Using the entries below, say how many of the lines carry "icon". Write the number alone.
───── Data records
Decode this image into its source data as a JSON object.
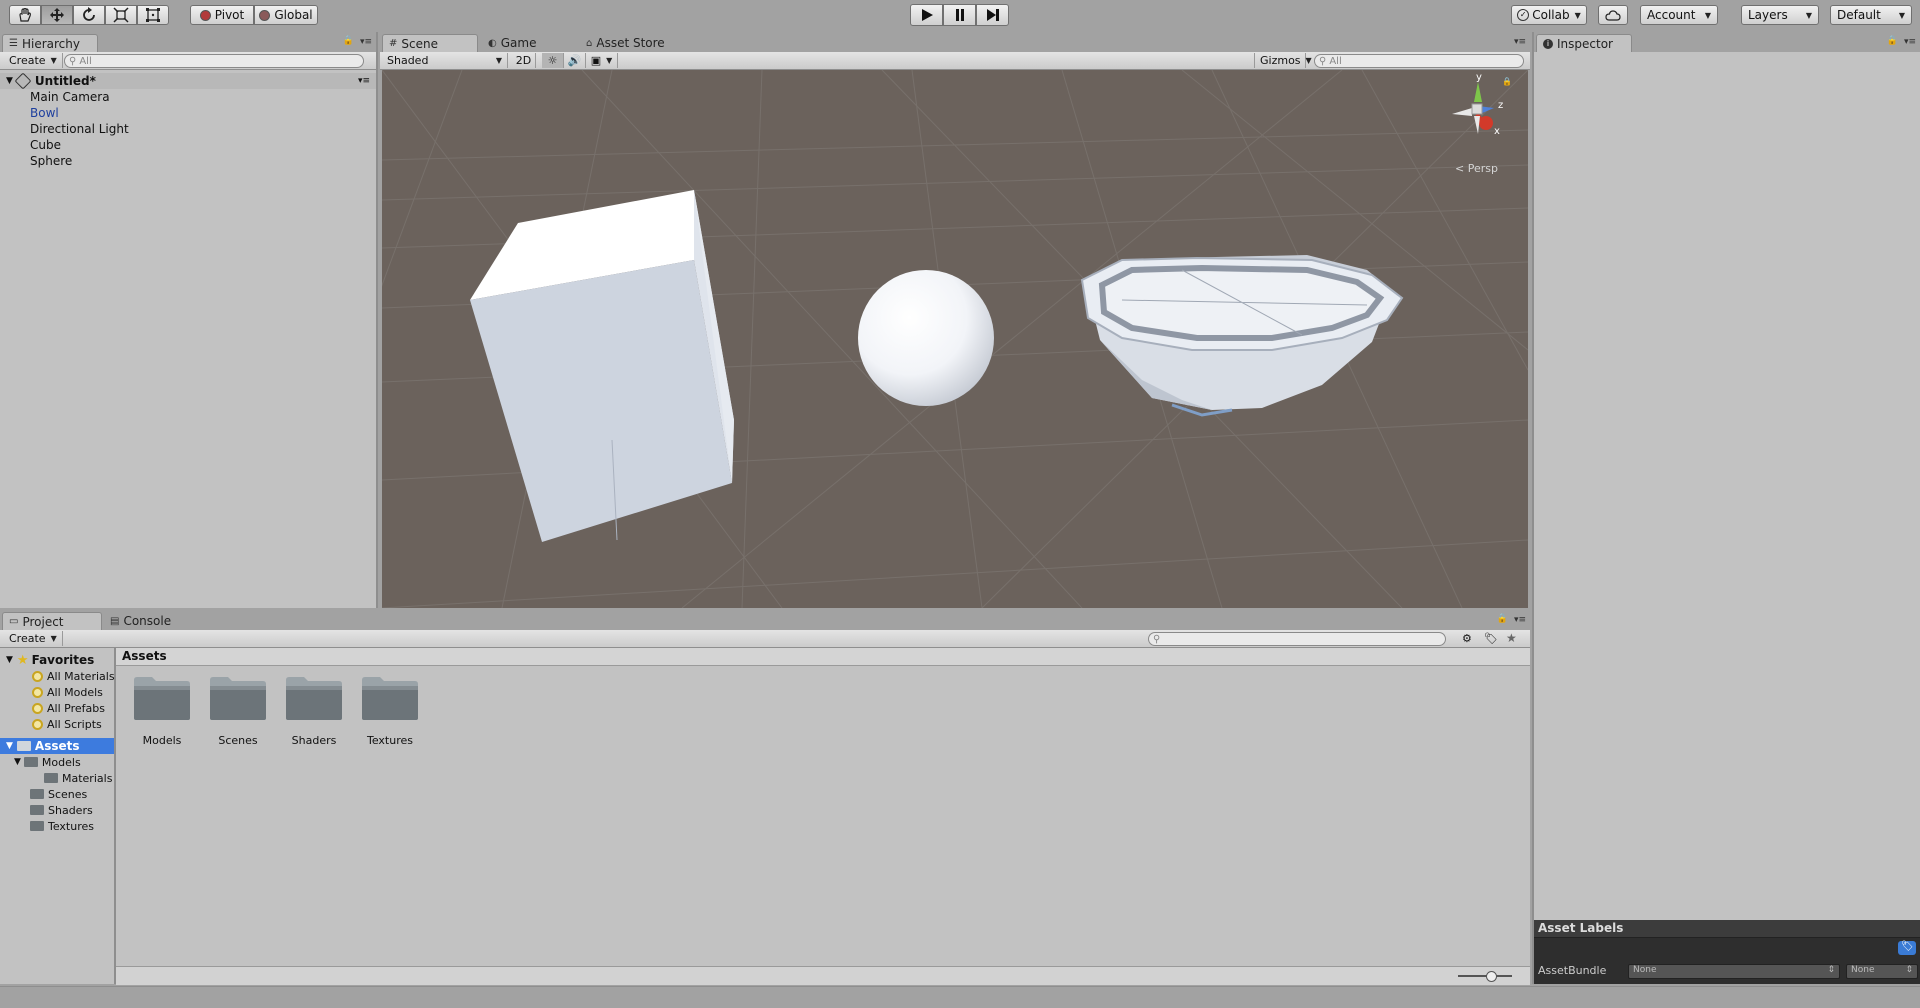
{
  "toolbar": {
    "tools": [
      "hand-tool-icon",
      "move-tool-icon",
      "rotate-tool-icon",
      "scale-tool-icon",
      "rect-tool-icon"
    ],
    "pivot_label": "Pivot",
    "global_label": "Global",
    "collab_label": "Collab",
    "account_label": "Account",
    "layers_label": "Layers",
    "layout_label": "Default"
  },
  "hierarchy": {
    "tab_label": "Hierarchy",
    "create_label": "Create",
    "search_placeholder": "All",
    "scene_name": "Untitled*",
    "items": [
      "Main Camera",
      "Bowl",
      "Directional Light",
      "Cube",
      "Sphere"
    ],
    "selected": "Bowl"
  },
  "scene_view": {
    "tabs": [
      "Scene",
      "Game",
      "Asset Store"
    ],
    "active_tab": "Scene",
    "shading_mode": "Shaded",
    "mode_2d_label": "2D",
    "gizmos_label": "Gizmos",
    "search_placeholder": "All",
    "projection_label": "Persp",
    "axis_labels": {
      "x": "x",
      "y": "y",
      "z": "z"
    }
  },
  "inspector": {
    "tab_label": "Inspector",
    "asset_labels_title": "Asset Labels",
    "asset_bundle_label": "AssetBundle",
    "asset_bundle_value": "None",
    "asset_bundle_variant": "None"
  },
  "project": {
    "tabs": [
      "Project",
      "Console"
    ],
    "create_label": "Create",
    "favorites_label": "Favorites",
    "favorites": [
      "All Materials",
      "All Models",
      "All Prefabs",
      "All Scripts"
    ],
    "assets_label": "Assets",
    "tree": [
      {
        "label": "Models",
        "depth": 1,
        "expanded": true
      },
      {
        "label": "Materials",
        "depth": 2
      },
      {
        "label": "Scenes",
        "depth": 1
      },
      {
        "label": "Shaders",
        "depth": 1
      },
      {
        "label": "Textures",
        "depth": 1
      }
    ],
    "breadcrumb": "Assets",
    "folders": [
      "Models",
      "Scenes",
      "Shaders",
      "Textures"
    ]
  },
  "colors": {
    "selection": "#3d7bde",
    "hierarchy_selected_text": "#1e3f9e",
    "scene_background": "#6b625c"
  }
}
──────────
* **Response**
5